Relocation is a (usually unfortunate) part of the sports world. The NFL is no stranger to that with three teams — the Rams, Chargers, and Raiders — all picking new homes in the last few years. SB Nation NFL is looking at the fallout and ramifications of team displacements throughout NFL history, and what moves could be coming next in a relocation-themed week.
Let’s establish one thing right away: No NFL team is loading up the moving trucks any time soon.
The dust has settled on a flurry of relocation chatter in the last five years or so, and now the Rams, Chargers, and Raiders all have (or will soon have) new homes. With those situations resolved, there are now no immediate stadium crises to fix.
The cities of San Diego, Oakland, and St. Louis probably won’t get replacement teams — not in the near future, at least — and there isn’t any huge prospective city lying in wait like Los Angeles was for two decades.
Eventually that’ll change. Stadiums will get old and leases will inch closer to expiration. The NFL is already prepping for that with “stadium credits” — essentially allotted money for constructions and renovations — reportedly a key issue in early collective bargaining agreement negotiations.
And at some point, when stadiums are in need of a replacement, a new city will emerge as a prime candidate to woo an NFL team. Hell, even Hartford, Conn. stepped up as a possibility back when the Los Angeles Rams decided to leave Southern California in the 1990s.
So which NFL team is the likeliest to pack up and leave next? I have a few guesses.
Franchise relocations always happen because of stadium issues, and the Bills are at the top of the list of teams in need of a new place to play. New Era Field, previously known as Rich Stadium and Ralph Wilson Stadium, opened in 1973.
Only five teams — the Rams, Bears, Packers, Raiders, and Chiefs — are currently playing in older venues. The Rams and Raiders are scheduled to leave those stadiums behind after the 2019 season, while the other three have had significant renovation investments.
New Era Field had a $130 million renovation in 2012, but that pales in comparison to the funds that went into the stadiums in Chicago ($632 million in 2001-03), Kansas City ($375 million in 2007–10), and Green Bay ($295 million in 2001-03 and $312 million in 2011-15).

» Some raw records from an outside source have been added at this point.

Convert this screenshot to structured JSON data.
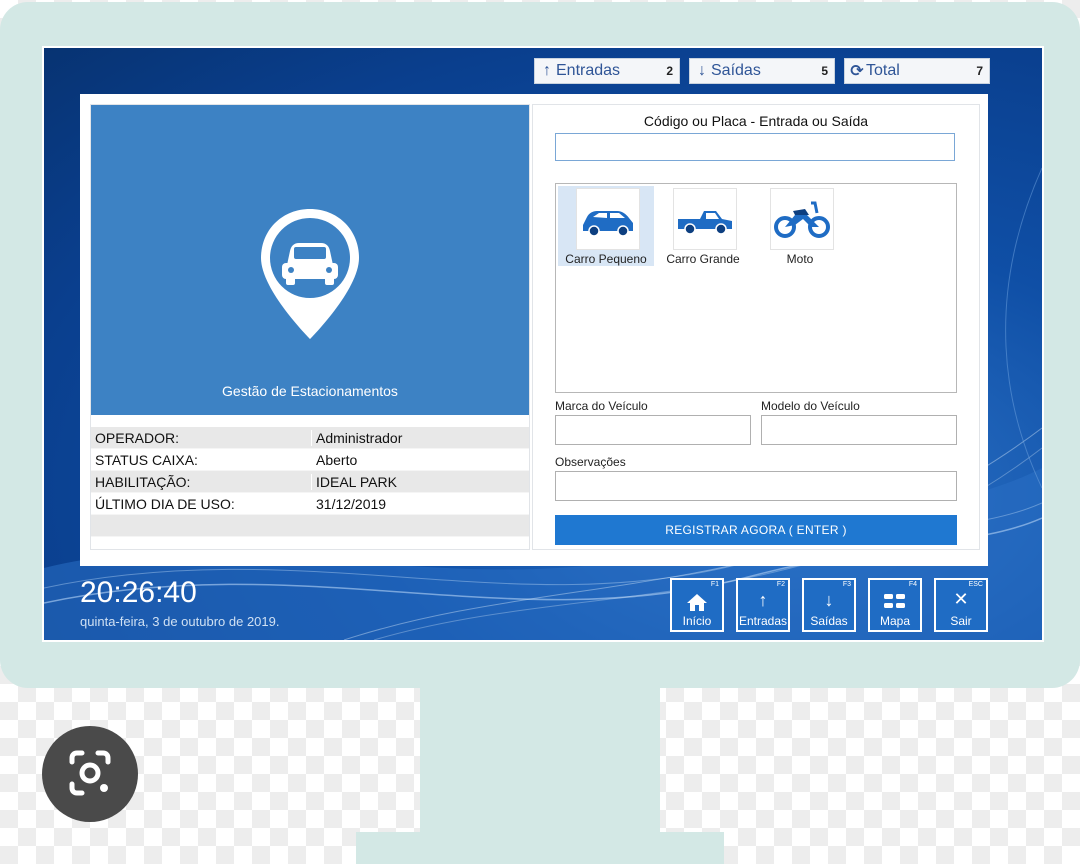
{
  "counters": [
    {
      "icon": "arrow-up-icon",
      "label": "Entradas",
      "count": "2"
    },
    {
      "icon": "arrow-down-icon",
      "label": "Saídas",
      "count": "5"
    },
    {
      "icon": "refresh-icon",
      "label": "Total",
      "count": "7"
    }
  ],
  "brand": {
    "title": "Gestão de Estacionamentos",
    "icon": "car-location-pin-icon"
  },
  "info": [
    {
      "key": "OPERADOR:",
      "value": "Administrador"
    },
    {
      "key": "STATUS CAIXA:",
      "value": "Aberto"
    },
    {
      "key": "HABILITAÇÃO:",
      "value": "IDEAL PARK"
    },
    {
      "key": "ÚLTIMO DIA DE USO:",
      "value": "31/12/2019"
    },
    {
      "key": "",
      "value": ""
    }
  ],
  "form": {
    "code_title": "Código ou Placa - Entrada ou Saída",
    "code_value": "",
    "vehicles": [
      {
        "label": "Carro Pequeno",
        "icon": "small-car-icon",
        "selected": true
      },
      {
        "label": "Carro Grande",
        "icon": "pickup-truck-icon",
        "selected": false
      },
      {
        "label": "Moto",
        "icon": "motorcycle-icon",
        "selected": false
      }
    ],
    "brand_label": "Marca do Veículo",
    "model_label": "Modelo do Veículo",
    "notes_label": "Observações",
    "register_label": "REGISTRAR AGORA ( ENTER )"
  },
  "clock": {
    "time": "20:26:40",
    "date": "quinta-feira, 3 de outubro de 2019."
  },
  "function_buttons": [
    {
      "key": "F1",
      "label": "Início",
      "icon": "home-icon"
    },
    {
      "key": "F2",
      "label": "Entradas",
      "icon": "arrow-up-icon"
    },
    {
      "key": "F3",
      "label": "Saídas",
      "icon": "arrow-down-icon"
    },
    {
      "key": "F4",
      "label": "Mapa",
      "icon": "parking-map-icon"
    },
    {
      "key": "ESC",
      "label": "Sair",
      "icon": "close-icon"
    }
  ],
  "colors": {
    "accent": "#1f78d1",
    "brand_panel": "#3d82c4",
    "screen_bg": "#0f4fa6",
    "monitor": "#d3e8e5"
  }
}
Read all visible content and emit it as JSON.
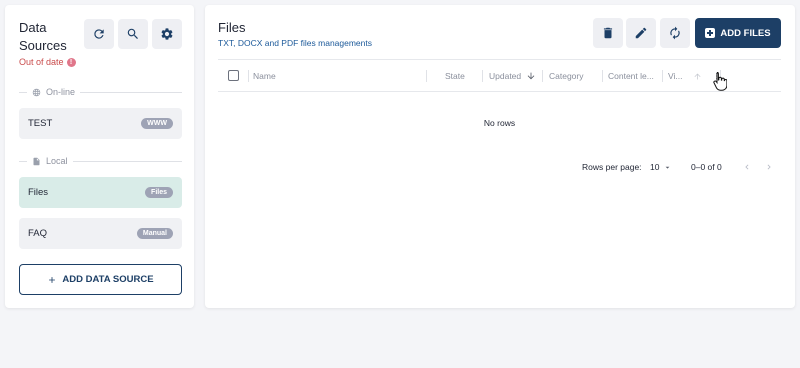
{
  "sidebar": {
    "title": "Data Sources",
    "status": "Out of date",
    "status_icon": "!",
    "sections": {
      "online": "On-line",
      "local": "Local"
    },
    "items": [
      {
        "label": "TEST",
        "badge": "WWW"
      },
      {
        "label": "Files",
        "badge": "Files"
      },
      {
        "label": "FAQ",
        "badge": "Manual"
      }
    ],
    "add_button": "ADD DATA SOURCE",
    "toolbar_icons": [
      "refresh-icon",
      "search-icon",
      "gear-icon"
    ]
  },
  "main": {
    "title": "Files",
    "subtitle": "TXT, DOCX and PDF files managements",
    "add_files_button": "ADD FILES",
    "toolbar_icons": [
      "trash-icon",
      "pencil-icon",
      "refresh-icon"
    ],
    "table": {
      "columns": [
        "Name",
        "State",
        "Updated",
        "Category",
        "Content le...",
        "Vi..."
      ],
      "empty_text": "No rows"
    },
    "pagination": {
      "rows_per_page_label": "Rows per page:",
      "rows_per_page_value": "10",
      "range": "0–0 of 0"
    }
  },
  "colors": {
    "accent": "#1d3f66",
    "active_item": "#d9ece8",
    "status_red": "#c94b4b",
    "badge_gray": "#9ea3b5"
  }
}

For the Bills to stay at their current home, they’d need that kind of cash infusion. The likelier solution is a new stadium altogether.
“I think the answer is probably a scaled-down version of some of these palaces that are being built around the country,” Bills owner Terry Pegula told reporters during the NFL owners’ meeting in March, via The Buffalo News. “The thing [Rams owner] Stan [Kroenke] is building in LA is amazing, Jerry Jones’ facility in Dallas. So we need to do something that’s Buffalo style.”
That’s about as perfect of an answer as Bills fans could possibly hope to hear. Pegula sounds like an owner committed to staying in Buffalo, and he seems realistic about making it happen without lavish demands. It’s part of the reason he was awarded the franchise in the first place after the death of former Bills owner Ralph Wilson.
“Ralph would have been pleased with the sale of the team to the Terry Pegula family, who has been so committed to Buffalo and the Western New York region,” then-controlling owner Mary Wilson said in 2014.
It’s all a genuinely good sign for Buffalo, but the little red siren came later in Pegula’s chat with reporters in March.
Asked if he would be willing to foot the bill for a new stadium, Terry Pegula said, “I don’t know.”
There’s the rub. Despite Erie County already setting aside $500,000 to begin saving for the cost of a new stadium, that’ll be a drop in the well.
The still-under-construction stadium in Los Angeles is approaching a $5 billion price tag. Even though the Bills won’t need nearly that much, the last NFL stadium to cost less than $1 billion to build was the Colts’ Lucas Oil Stadium, and that opened back in 2008.
So if the city of Buffalo balks at the idea of pledging a large amount of taxpayer money for a new stadium, it’s very plausible that another city would step in with an offer of its own. Most recently, Las Vegas offered a record $750 million in taxpayer money to the Raiders when the city of Oakland was hesitant to foot the bill for a new stadium. Toronto, given its ties and proximity to Buffalo, could be one possibility.
Until the Bills figure out where they will play and who will pay for it, a long-term future in Buffalo isn’t a sure thing.
The Jaguars were once the poster child for poor fan support. In 2009, seven of eight home games were blacked out on local TV because they couldn’t sell enough tickets. Things have changed since, however. Tarps that covered upper deck seats have since been removed, and the Jaguars are now in the middle of the pack in attendance numbers.